Segment Start: Given records

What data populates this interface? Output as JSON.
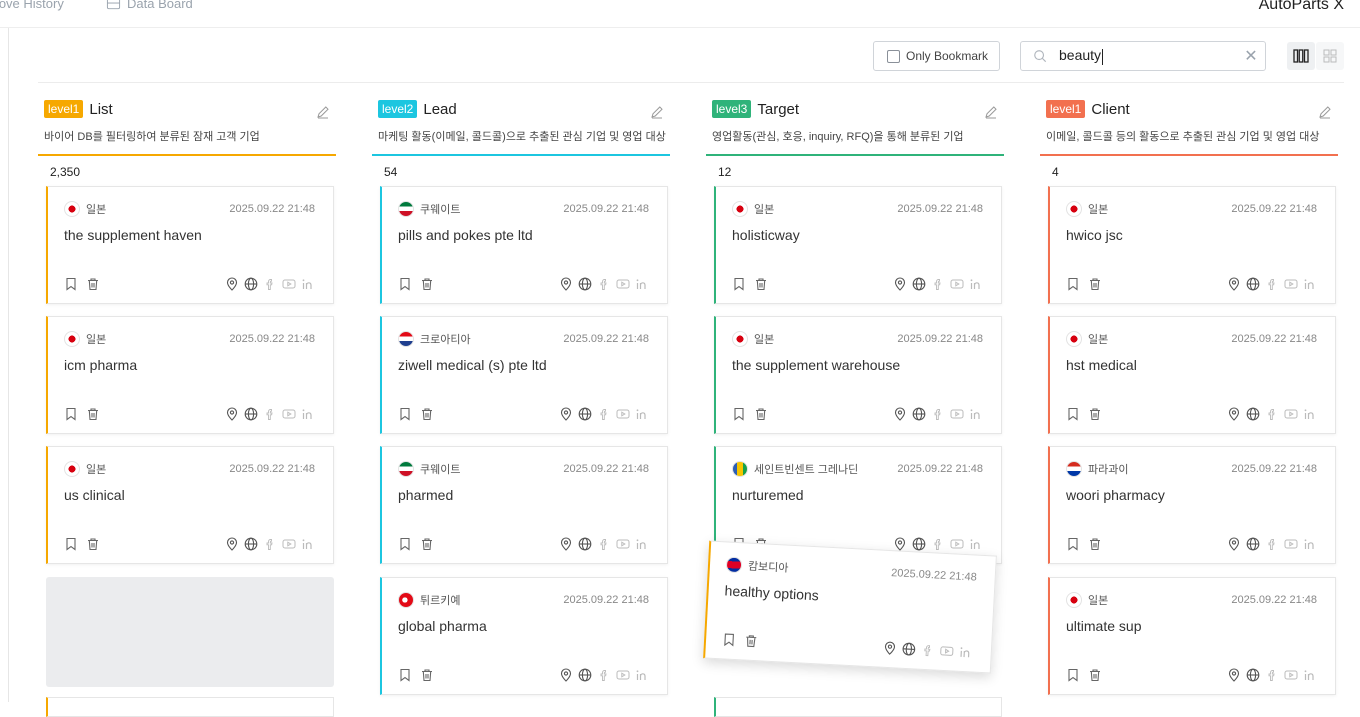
{
  "nav": {
    "move_history": "Move History",
    "data_board": "Data Board"
  },
  "brand": "AutoParts X",
  "toolbar": {
    "only_bookmark_label": "Only Bookmark",
    "search_value": "beauty",
    "clear_icon": "close-icon"
  },
  "columns": [
    {
      "level": "level1",
      "level_color": "#f6a800",
      "title": "List",
      "accent": "#f6a800",
      "description": "바이어 DB를 필터링하여 분류된 잠재 고객 기업",
      "count": "2,350",
      "cards": [
        {
          "country": "일본",
          "date": "2025.09.22 21:48",
          "name": "the supplement haven"
        },
        {
          "country": "일본",
          "date": "2025.09.22 21:48",
          "name": "icm pharma"
        },
        {
          "country": "일본",
          "date": "2025.09.22 21:48",
          "name": "us clinical"
        }
      ]
    },
    {
      "level": "level2",
      "level_color": "#1cc6e0",
      "title": "Lead",
      "accent": "#1cc6e0",
      "description": "마케팅 활동(이메일, 콜드콜)으로 추출된 관심 기업 및 영업 대상",
      "count": "54",
      "cards": [
        {
          "country": "쿠웨이트",
          "date": "2025.09.22 21:48",
          "name": "pills and pokes pte ltd"
        },
        {
          "country": "크로아티아",
          "date": "2025.09.22 21:48",
          "name": "ziwell medical (s) pte ltd"
        },
        {
          "country": "쿠웨이트",
          "date": "2025.09.22 21:48",
          "name": "pharmed"
        },
        {
          "country": "튀르키예",
          "date": "2025.09.22 21:48",
          "name": "global pharma"
        }
      ]
    },
    {
      "level": "level3",
      "level_color": "#2fb37a",
      "title": "Target",
      "accent": "#2fb37a",
      "description": "영업활동(관심, 호응, inquiry, RFQ)을 통해 분류된 기업",
      "count": "12",
      "cards": [
        {
          "country": "일본",
          "date": "2025.09.22 21:48",
          "name": "holisticway"
        },
        {
          "country": "일본",
          "date": "2025.09.22 21:48",
          "name": "the supplement warehouse"
        },
        {
          "country": "세인트빈센트 그레나딘",
          "date": "2025.09.22 21:48",
          "name": "nurturemed"
        }
      ]
    },
    {
      "level": "level1",
      "level_color": "#f2704f",
      "title": "Client",
      "accent": "#f2704f",
      "description": "이메일, 콜드콜 등의 활동으로 추출된 관심 기업 및 영업 대상",
      "count": "4",
      "cards": [
        {
          "country": "일본",
          "date": "2025.09.22 21:48",
          "name": "hwico jsc"
        },
        {
          "country": "일본",
          "date": "2025.09.22 21:48",
          "name": "hst medical"
        },
        {
          "country": "파라과이",
          "date": "2025.09.22 21:48",
          "name": "woori pharmacy"
        },
        {
          "country": "일본",
          "date": "2025.09.22 21:48",
          "name": "ultimate sup"
        }
      ]
    }
  ],
  "dragging_card": {
    "country": "캄보디아",
    "date": "2025.09.22 21:48",
    "name": "healthy options"
  }
}
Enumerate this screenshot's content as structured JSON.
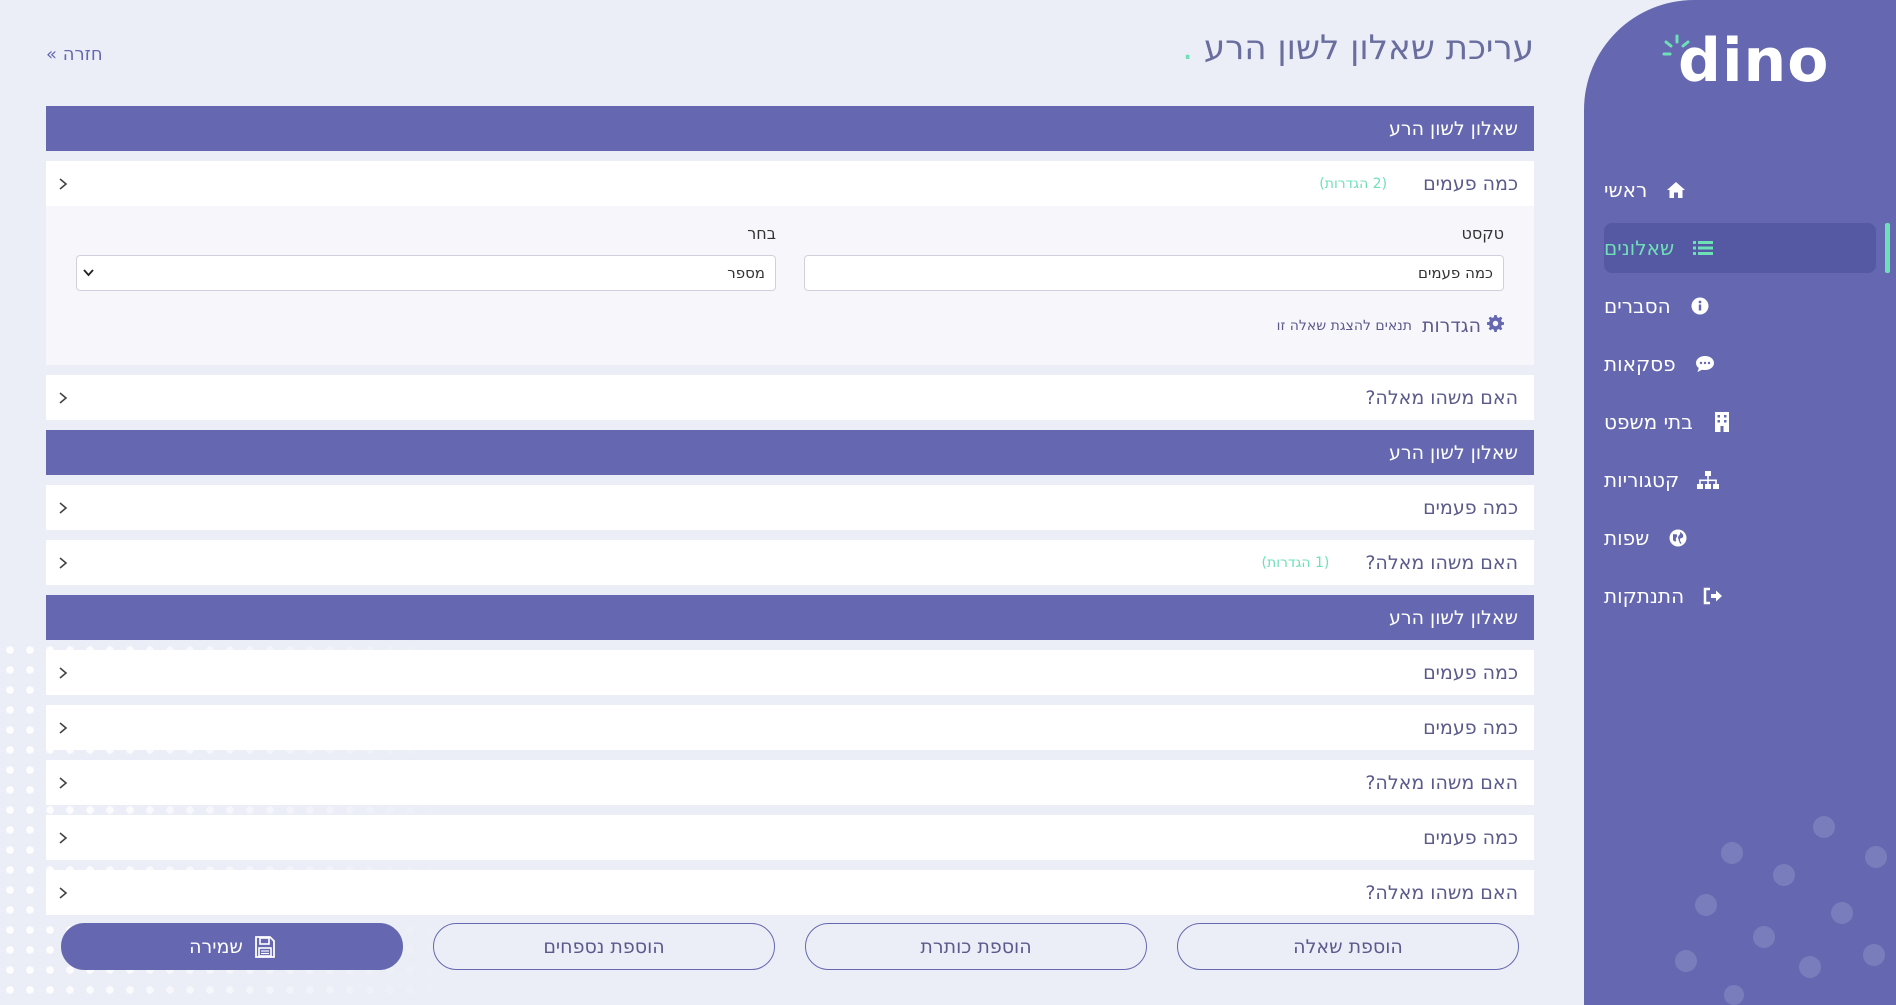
{
  "app": {
    "logo_text": "dino"
  },
  "header": {
    "title": "עריכת שאלון לשון הרע",
    "title_dot": ".",
    "back": "חזרה »"
  },
  "nav": {
    "items": [
      {
        "label": "ראשי",
        "icon": "home-icon"
      },
      {
        "label": "שאלונים",
        "icon": "list-icon",
        "active": true
      },
      {
        "label": "הסברים",
        "icon": "info-icon"
      },
      {
        "label": "פסקאות",
        "icon": "comment-icon"
      },
      {
        "label": "בתי משפט",
        "icon": "building-icon"
      },
      {
        "label": "קטגוריות",
        "icon": "sitemap-icon"
      },
      {
        "label": "שפות",
        "icon": "globe-icon"
      },
      {
        "label": "התנתקות",
        "icon": "sign-out-icon"
      }
    ]
  },
  "sections": [
    {
      "title": "שאלון לשון הרע"
    },
    {
      "title": "שאלון לשון הרע"
    },
    {
      "title": "שאלון לשון הרע"
    }
  ],
  "questions": {
    "q1": {
      "label": "כמה פעמים",
      "badge": "(2 הגדרות)"
    },
    "q2": {
      "label": "האם משהו מאלה?"
    },
    "q3": {
      "label": "כמה פעמים"
    },
    "q4": {
      "label": "האם משהו מאלה?",
      "badge": "(1 הגדרות)"
    },
    "q5": {
      "label": "כמה פעמים"
    },
    "q6": {
      "label": "כמה פעמים"
    },
    "q7": {
      "label": "האם משהו מאלה?"
    },
    "q8": {
      "label": "כמה פעמים"
    },
    "q9": {
      "label": "האם משהו מאלה?"
    }
  },
  "editor": {
    "text_label": "טקסט",
    "text_value": "כמה פעמים",
    "select_label": "בחר",
    "select_value": "מספר",
    "settings_title": "הגדרות",
    "settings_sub": "תנאים להצגת שאלה זו"
  },
  "buttons": {
    "add_question": "הוספת שאלה",
    "add_title": "הוספת כותרת",
    "add_appendix": "הוספת נספחים",
    "save": "שמירה"
  },
  "colors": {
    "accent": "#6568b0",
    "highlight": "#6ee0b8",
    "background": "#eceef7"
  }
}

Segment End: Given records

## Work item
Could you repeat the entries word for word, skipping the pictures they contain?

## Exercise output
What data populates this interface? Output as JSON.
{
  "nav": {
    "move_history": "Move History",
    "data_board": "Data Board"
  },
  "brand": "AutoParts X",
  "toolbar": {
    "only_bookmark_label": "Only Bookmark",
    "search_value": "beauty",
    "clear_icon": "close-icon"
  },
  "columns": [
    {
      "level": "level1",
      "level_color": "#f6a800",
      "title": "List",
      "accent": "#f6a800",
      "description": "바이어 DB를 필터링하여 분류된 잠재 고객 기업",
      "count": "2,350",
      "cards": [
        {
          "country": "일본",
          "date": "2025.09.22 21:48",
          "name": "the supplement haven"
        },
        {
          "country": "일본",
          "date": "2025.09.22 21:48",
          "name": "icm pharma"
        },
        {
          "country": "일본",
          "date": "2025.09.22 21:48",
          "name": "us clinical"
        }
      ]
    },
    {
      "level": "level2",
      "level_color": "#1cc6e0",
      "title": "Lead",
      "accent": "#1cc6e0",
      "description": "마케팅 활동(이메일, 콜드콜)으로 추출된 관심 기업 및 영업 대상",
      "count": "54",
      "cards": [
        {
          "country": "쿠웨이트",
          "date": "2025.09.22 21:48",
          "name": "pills and pokes pte ltd"
        },
        {
          "country": "크로아티아",
          "date": "2025.09.22 21:48",
          "name": "ziwell medical (s) pte ltd"
        },
        {
          "country": "쿠웨이트",
          "date": "2025.09.22 21:48",
          "name": "pharmed"
        },
        {
          "country": "튀르키예",
          "date": "2025.09.22 21:48",
          "name": "global pharma"
        }
      ]
    },
    {
      "level": "level3",
      "level_color": "#2fb37a",
      "title": "Target",
      "accent": "#2fb37a",
      "description": "영업활동(관심, 호응, inquiry, RFQ)을 통해 분류된 기업",
      "count": "12",
      "cards": [
        {
          "country": "일본",
          "date": "2025.09.22 21:48",
          "name": "holisticway"
        },
        {
          "country": "일본",
          "date": "2025.09.22 21:48",
          "name": "the supplement warehouse"
        },
        {
          "country": "세인트빈센트 그레나딘",
          "date": "2025.09.22 21:48",
          "name": "nurturemed"
        }
      ]
    },
    {
      "level": "level1",
      "level_color": "#f2704f",
      "title": "Client",
      "accent": "#f2704f",
      "description": "이메일, 콜드콜 등의 활동으로 추출된 관심 기업 및 영업 대상",
      "count": "4",
      "cards": [
        {
          "country": "일본",
          "date": "2025.09.22 21:48",
          "name": "hwico jsc"
        },
        {
          "country": "일본",
          "date": "2025.09.22 21:48",
          "name": "hst medical"
        },
        {
          "country": "파라과이",
          "date": "2025.09.22 21:48",
          "name": "woori pharmacy"
        },
        {
          "country": "일본",
          "date": "2025.09.22 21:48",
          "name": "ultimate sup"
        }
      ]
    }
  ],
  "dragging_card": {
    "country": "캄보디아",
    "date": "2025.09.22 21:48",
    "name": "healthy options"
  }
}
Enumerate this screenshot's content as structured JSON.
{
  "app": {
    "logo_text": "dino"
  },
  "header": {
    "title": "עריכת שאלון לשון הרע",
    "title_dot": ".",
    "back": "חזרה »"
  },
  "nav": {
    "items": [
      {
        "label": "ראשי",
        "icon": "home-icon"
      },
      {
        "label": "שאלונים",
        "icon": "list-icon",
        "active": true
      },
      {
        "label": "הסברים",
        "icon": "info-icon"
      },
      {
        "label": "פסקאות",
        "icon": "comment-icon"
      },
      {
        "label": "בתי משפט",
        "icon": "building-icon"
      },
      {
        "label": "קטגוריות",
        "icon": "sitemap-icon"
      },
      {
        "label": "שפות",
        "icon": "globe-icon"
      },
      {
        "label": "התנתקות",
        "icon": "sign-out-icon"
      }
    ]
  },
  "sections": [
    {
      "title": "שאלון לשון הרע"
    },
    {
      "title": "שאלון לשון הרע"
    },
    {
      "title": "שאלון לשון הרע"
    }
  ],
  "questions": {
    "q1": {
      "label": "כמה פעמים",
      "badge": "(2 הגדרות)"
    },
    "q2": {
      "label": "האם משהו מאלה?"
    },
    "q3": {
      "label": "כמה פעמים"
    },
    "q4": {
      "label": "האם משהו מאלה?",
      "badge": "(1 הגדרות)"
    },
    "q5": {
      "label": "כמה פעמים"
    },
    "q6": {
      "label": "כמה פעמים"
    },
    "q7": {
      "label": "האם משהו מאלה?"
    },
    "q8": {
      "label": "כמה פעמים"
    },
    "q9": {
      "label": "האם משהו מאלה?"
    }
  },
  "editor": {
    "text_label": "טקסט",
    "text_value": "כמה פעמים",
    "select_label": "בחר",
    "select_value": "מספר",
    "settings_title": "הגדרות",
    "settings_sub": "תנאים להצגת שאלה זו"
  },
  "buttons": {
    "add_question": "הוספת שאלה",
    "add_title": "הוספת כותרת",
    "add_appendix": "הוספת נספחים",
    "save": "שמירה"
  },
  "colors": {
    "accent": "#6568b0",
    "highlight": "#6ee0b8",
    "background": "#eceef7"
  }
}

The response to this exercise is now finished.